|If the device is just plugged in all the time and unlocking the computer involves copying the key from the device's memory to the host's memory then you may as well just keep the key encrypted on disk. The device adds no security. |
Well, the TPM is soldered on the mainboard, or even built into the CPU. So, yeah, we can say that it is "plugged in all the time" – though it will not
allow access to certain objects (e.g. keys), unless proper authorization was provided. In theory, all crypto operations could be done inside
the TPM, so that the key never
needs to leave the TPM. But, for the use case of disk encryption, this would be way
too slow, I suppose. That's probably why they read the encryption key from the TPM's NV-RAM into the "normal" RAM, once it has been unlocked.
The only situation I can see where storing the key in the TPM provides a real advantage is when the attacker steals your hard-disk, but not
the whole machine with the TPM. In that case, the attacker really has no
way to get the encryption key from the TPM. Still, the attacker could do a "brute-force" attack on the encryption key. But, if we assume that the encryption key in the TPM is ~256 bit in size and was generated totally random (not
derived from a passphrase), chances for successfully brute-forcing the key is practically zero.
On the other hand, if we simply used a KDF to derive the key from the user's passphrase, then the chance for successfully brute-forcing the passphrase/key should also

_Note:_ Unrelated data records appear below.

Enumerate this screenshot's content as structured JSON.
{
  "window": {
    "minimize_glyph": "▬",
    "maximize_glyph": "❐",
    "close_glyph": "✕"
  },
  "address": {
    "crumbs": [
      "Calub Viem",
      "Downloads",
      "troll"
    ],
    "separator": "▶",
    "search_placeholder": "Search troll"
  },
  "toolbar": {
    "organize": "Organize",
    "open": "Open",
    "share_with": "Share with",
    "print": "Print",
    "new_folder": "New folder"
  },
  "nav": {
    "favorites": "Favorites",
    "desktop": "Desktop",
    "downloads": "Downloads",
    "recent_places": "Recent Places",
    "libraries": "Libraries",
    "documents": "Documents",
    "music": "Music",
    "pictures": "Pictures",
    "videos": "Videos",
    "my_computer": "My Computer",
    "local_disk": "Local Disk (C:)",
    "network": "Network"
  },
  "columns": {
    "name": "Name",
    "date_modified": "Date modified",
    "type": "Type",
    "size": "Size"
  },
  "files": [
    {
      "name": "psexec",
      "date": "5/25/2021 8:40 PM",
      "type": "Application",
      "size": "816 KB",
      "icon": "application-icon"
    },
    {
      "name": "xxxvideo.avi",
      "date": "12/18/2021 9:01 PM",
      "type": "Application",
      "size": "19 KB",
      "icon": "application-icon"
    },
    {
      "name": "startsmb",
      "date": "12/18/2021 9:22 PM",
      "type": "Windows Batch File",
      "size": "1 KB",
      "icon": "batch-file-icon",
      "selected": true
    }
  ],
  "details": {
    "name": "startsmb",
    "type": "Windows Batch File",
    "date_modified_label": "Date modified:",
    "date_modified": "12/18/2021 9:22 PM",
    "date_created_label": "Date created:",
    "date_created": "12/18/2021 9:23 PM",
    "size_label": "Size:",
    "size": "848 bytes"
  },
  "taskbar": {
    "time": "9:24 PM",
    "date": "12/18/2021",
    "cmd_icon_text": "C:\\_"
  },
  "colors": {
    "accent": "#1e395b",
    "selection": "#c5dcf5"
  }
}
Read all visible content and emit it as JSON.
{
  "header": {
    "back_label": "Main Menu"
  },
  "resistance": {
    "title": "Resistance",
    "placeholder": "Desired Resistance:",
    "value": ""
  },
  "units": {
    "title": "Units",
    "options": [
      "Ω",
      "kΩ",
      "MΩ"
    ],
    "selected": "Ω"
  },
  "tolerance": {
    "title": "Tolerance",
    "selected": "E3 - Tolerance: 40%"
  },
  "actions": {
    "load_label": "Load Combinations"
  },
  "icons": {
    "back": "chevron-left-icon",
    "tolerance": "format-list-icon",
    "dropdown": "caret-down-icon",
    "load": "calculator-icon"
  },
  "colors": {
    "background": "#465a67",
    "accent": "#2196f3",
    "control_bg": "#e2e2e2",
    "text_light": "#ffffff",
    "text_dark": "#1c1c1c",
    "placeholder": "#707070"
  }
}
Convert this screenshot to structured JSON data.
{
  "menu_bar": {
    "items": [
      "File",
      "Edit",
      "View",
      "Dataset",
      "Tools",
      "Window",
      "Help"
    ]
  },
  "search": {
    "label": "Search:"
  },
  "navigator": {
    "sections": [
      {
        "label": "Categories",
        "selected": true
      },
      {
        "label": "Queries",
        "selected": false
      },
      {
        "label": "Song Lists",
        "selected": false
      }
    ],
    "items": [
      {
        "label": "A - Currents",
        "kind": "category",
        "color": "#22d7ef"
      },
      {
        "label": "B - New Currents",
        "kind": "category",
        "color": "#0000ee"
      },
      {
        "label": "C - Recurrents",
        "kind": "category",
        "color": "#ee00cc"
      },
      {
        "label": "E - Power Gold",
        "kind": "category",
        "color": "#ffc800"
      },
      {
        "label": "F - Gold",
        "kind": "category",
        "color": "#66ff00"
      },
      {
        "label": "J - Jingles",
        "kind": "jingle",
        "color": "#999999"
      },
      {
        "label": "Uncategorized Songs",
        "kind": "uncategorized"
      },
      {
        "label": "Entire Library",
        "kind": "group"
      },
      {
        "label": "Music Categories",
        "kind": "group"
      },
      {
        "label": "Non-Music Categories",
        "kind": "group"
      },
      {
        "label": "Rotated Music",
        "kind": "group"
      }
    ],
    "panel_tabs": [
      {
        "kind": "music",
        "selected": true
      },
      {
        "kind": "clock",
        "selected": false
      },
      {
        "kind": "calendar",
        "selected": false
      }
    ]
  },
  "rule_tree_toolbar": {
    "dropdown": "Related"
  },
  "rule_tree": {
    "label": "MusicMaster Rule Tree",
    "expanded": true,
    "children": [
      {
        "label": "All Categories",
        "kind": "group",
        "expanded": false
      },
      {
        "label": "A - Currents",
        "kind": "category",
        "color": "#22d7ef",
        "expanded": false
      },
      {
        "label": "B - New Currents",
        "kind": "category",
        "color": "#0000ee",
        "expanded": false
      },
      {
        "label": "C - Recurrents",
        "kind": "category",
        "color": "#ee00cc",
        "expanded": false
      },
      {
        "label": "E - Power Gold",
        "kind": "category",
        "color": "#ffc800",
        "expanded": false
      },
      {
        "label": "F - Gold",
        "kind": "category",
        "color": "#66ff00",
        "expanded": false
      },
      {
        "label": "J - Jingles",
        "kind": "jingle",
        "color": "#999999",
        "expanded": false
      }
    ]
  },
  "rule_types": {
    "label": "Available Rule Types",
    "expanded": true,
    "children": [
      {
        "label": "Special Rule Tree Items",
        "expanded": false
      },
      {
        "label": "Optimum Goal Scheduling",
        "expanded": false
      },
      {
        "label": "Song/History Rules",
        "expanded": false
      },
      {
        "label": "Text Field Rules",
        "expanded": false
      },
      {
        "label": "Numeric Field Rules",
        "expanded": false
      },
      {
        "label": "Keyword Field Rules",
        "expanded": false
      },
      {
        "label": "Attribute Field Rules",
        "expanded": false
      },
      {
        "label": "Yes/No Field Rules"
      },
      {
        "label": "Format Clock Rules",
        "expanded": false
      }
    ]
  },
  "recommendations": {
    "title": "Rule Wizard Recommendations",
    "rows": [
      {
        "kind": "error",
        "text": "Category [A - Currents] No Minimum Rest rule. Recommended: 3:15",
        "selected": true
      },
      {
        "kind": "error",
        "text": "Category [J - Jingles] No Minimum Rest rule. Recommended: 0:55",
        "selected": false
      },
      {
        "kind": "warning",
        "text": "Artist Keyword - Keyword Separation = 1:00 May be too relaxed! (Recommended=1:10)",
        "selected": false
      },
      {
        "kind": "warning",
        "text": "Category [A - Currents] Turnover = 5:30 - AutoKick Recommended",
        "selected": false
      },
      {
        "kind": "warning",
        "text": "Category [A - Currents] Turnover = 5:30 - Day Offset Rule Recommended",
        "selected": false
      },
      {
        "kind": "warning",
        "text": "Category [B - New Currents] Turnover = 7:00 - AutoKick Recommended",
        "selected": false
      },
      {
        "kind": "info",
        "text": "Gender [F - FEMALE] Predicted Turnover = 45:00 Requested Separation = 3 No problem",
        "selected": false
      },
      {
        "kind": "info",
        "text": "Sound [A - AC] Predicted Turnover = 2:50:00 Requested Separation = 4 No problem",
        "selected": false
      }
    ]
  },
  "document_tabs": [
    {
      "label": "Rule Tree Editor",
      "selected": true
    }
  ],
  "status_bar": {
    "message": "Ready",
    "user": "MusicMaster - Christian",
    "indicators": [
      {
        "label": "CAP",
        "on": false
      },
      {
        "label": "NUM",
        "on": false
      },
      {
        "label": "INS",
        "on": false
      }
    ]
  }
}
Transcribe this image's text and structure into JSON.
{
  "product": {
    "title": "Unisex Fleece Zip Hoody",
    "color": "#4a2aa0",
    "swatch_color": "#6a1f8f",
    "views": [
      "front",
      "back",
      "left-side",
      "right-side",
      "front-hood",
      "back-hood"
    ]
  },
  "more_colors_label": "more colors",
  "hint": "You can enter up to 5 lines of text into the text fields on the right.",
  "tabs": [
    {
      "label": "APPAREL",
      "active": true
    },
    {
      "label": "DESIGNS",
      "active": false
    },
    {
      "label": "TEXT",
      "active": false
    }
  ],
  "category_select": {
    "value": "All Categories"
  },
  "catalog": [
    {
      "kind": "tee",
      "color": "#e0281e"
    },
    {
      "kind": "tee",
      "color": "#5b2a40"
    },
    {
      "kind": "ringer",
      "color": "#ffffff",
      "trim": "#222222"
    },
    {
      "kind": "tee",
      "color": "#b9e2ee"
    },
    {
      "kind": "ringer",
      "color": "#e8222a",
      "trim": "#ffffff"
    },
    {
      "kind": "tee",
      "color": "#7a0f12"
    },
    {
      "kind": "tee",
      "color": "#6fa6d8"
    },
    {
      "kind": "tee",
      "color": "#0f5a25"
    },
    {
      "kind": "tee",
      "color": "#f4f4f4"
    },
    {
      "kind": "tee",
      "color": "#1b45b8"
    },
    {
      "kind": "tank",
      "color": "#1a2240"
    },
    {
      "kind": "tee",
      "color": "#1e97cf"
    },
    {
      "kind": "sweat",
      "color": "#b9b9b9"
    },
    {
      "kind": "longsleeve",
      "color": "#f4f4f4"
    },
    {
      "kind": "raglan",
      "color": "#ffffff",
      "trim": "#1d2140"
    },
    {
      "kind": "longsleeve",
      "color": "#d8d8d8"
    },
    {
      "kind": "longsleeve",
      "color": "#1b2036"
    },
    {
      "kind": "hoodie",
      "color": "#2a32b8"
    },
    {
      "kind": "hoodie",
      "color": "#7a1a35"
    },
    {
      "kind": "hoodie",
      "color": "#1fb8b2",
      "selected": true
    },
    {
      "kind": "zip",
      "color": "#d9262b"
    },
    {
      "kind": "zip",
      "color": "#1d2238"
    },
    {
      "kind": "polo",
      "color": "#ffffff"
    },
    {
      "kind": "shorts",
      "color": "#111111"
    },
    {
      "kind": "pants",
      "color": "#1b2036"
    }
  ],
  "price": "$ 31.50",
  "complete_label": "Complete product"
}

be pretty close to zero – provided that the used KDF is sufficiently slow (e.g. Argon2 with proper settings).